Return the data below in full, matching every line exactly.

EXERCISE INPUTS:
BEGIN
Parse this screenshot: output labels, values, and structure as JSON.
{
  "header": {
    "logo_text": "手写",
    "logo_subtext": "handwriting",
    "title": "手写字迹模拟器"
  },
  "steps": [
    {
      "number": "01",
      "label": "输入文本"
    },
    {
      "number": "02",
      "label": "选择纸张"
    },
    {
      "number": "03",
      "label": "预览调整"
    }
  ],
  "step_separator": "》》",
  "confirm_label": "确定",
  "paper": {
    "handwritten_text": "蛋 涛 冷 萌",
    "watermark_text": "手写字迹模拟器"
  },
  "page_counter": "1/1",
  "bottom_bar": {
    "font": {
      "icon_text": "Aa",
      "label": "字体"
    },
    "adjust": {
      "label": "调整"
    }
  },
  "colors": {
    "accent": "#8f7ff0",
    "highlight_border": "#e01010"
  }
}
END
ANSWER FOR THIS EXERCISE:
Parse this screenshot: output labels, values, and structure as JSON.
{
  "header": {
    "logo_text": "手写",
    "logo_subtext": "handwriting",
    "title": "手写字迹模拟器"
  },
  "steps": [
    {
      "number": "01",
      "label": "输入文本"
    },
    {
      "number": "02",
      "label": "选择纸张"
    },
    {
      "number": "03",
      "label": "预览调整"
    }
  ],
  "step_separator": "》》",
  "confirm_label": "确定",
  "paper": {
    "handwritten_text": "蛋 涛 冷 萌",
    "watermark_text": "手写字迹模拟器"
  },
  "page_counter": "1/1",
  "bottom_bar": {
    "font": {
      "icon_text": "Aa",
      "label": "字体"
    },
    "adjust": {
      "label": "调整"
    }
  },
  "colors": {
    "accent": "#8f7ff0",
    "highlight_border": "#e01010"
  }
}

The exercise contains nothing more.